Experienced fly fishermen carry several boxes on the river (with everything from Nymphs to Streamers) and some like quick access to the flies that are hitting. This is where the bench style pockets suit an angler well.
Personally, I don’t mind keeping things completely organized with my fly boxes, so I don’t actually use the bench a bunch. On most vests, you can actually replace/remove this foam (which is what I ended up doing).
In addition, do you like floppy pockets? Do you fly in to your fishing spots? If that’s the case and you want to keep your vest loaded, a structurally sound pocket on your vest could come in handy.
What’s on the back of the fly fishing vest you’re after?
Do you use a separate backpack? Do you carry water on the water? What’s your fishing style?

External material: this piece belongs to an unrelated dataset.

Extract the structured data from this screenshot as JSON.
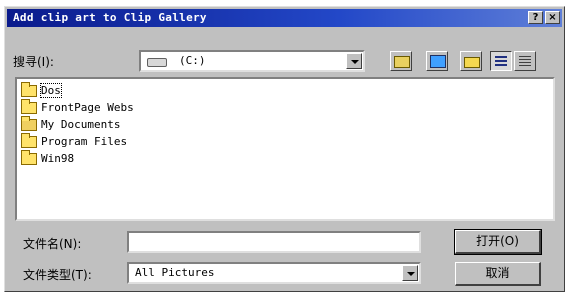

These are all questions that matter when you’re trying to choose the perfect vest for your next trip to the river.
If you’re the angler that prefers to put everything in one place, get a vest that offers a backpack built in.
Another option is buying something similar to the Allen vest we recommended above, where there literally isn’t a back on the vest. If you’re heading on walking distance trips, you could easily get away without a back. Do you fish to eat? If that’s the case make sure you get a setup where transportation and keeping the fish cool works well.
So all in all, choosing the perfect setup comes down to.. you.
When you’re in the store, you’re looking online, ask yourself the above questions and match a vest to your budget.
Or, if worse comes to worst, buy two.
My beginner vest was a $14 model from Dunham’s way back in the day. I’ve replaced the zippers on it, but the vest is still around today.